Last week I wrote about disparate impact theory in the context of an ACLU complaint against South Orange-Maplewood School District. Here, ACLU charges that the Essex County district is discriminating against Columbia High School minority students by disproportionately suspending them and relegating them to lower level classes than their white peers. In the complaint to the federal Office on Civil Rights, the ACLU concedes that South Orange-Maplewood has no intent to discriminate and, in fact, the district has worked hard to provide equitable opportunities regardless of race. However, the disproportionate results outweigh intention and justify federal intervention.
That’s disparate impact theory: it’s not about intent; it’s about outcome, and has been applied with mixed success to fair housing, lending practices, and labor laws.
In a blow to this strategy, a federal judge just threw out the Obama Administration’s complaint based on the 1968 Fair Housing Act. From today’s Wall St. Journal:
So it’s big news that Judge Richard Leon has ruled that the 1968 act “unambiguously prohibits only intentional discrimination” and thus the 2013 Housing and Urban Development rule violates the law. Judge Leon noted that when Congress amended unemployment law in 1991, it expressly did not amend housing law to include disparate impact.

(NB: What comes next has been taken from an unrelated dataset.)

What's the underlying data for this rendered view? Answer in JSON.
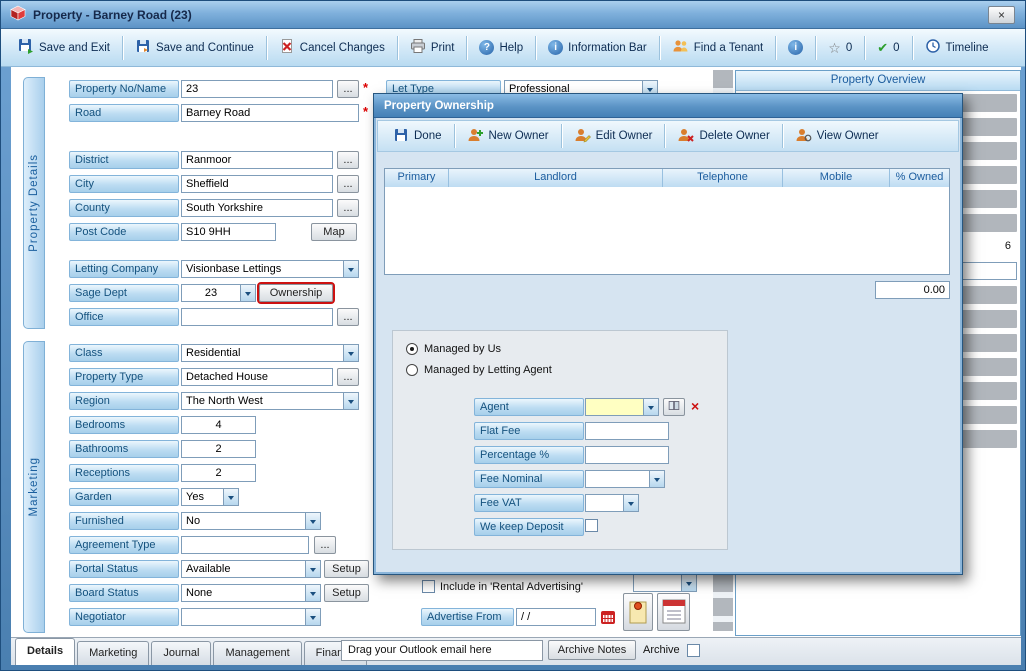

“Only intentional discrimination.” That’s the key phrase here. If this interpretation is applied to ACLU’s complaint in South Orange-Maplewood, then the district’[s intent to be non-discriminatory is not invalidated by the outcome that more minority kids are suspended and placed in lower-level classes.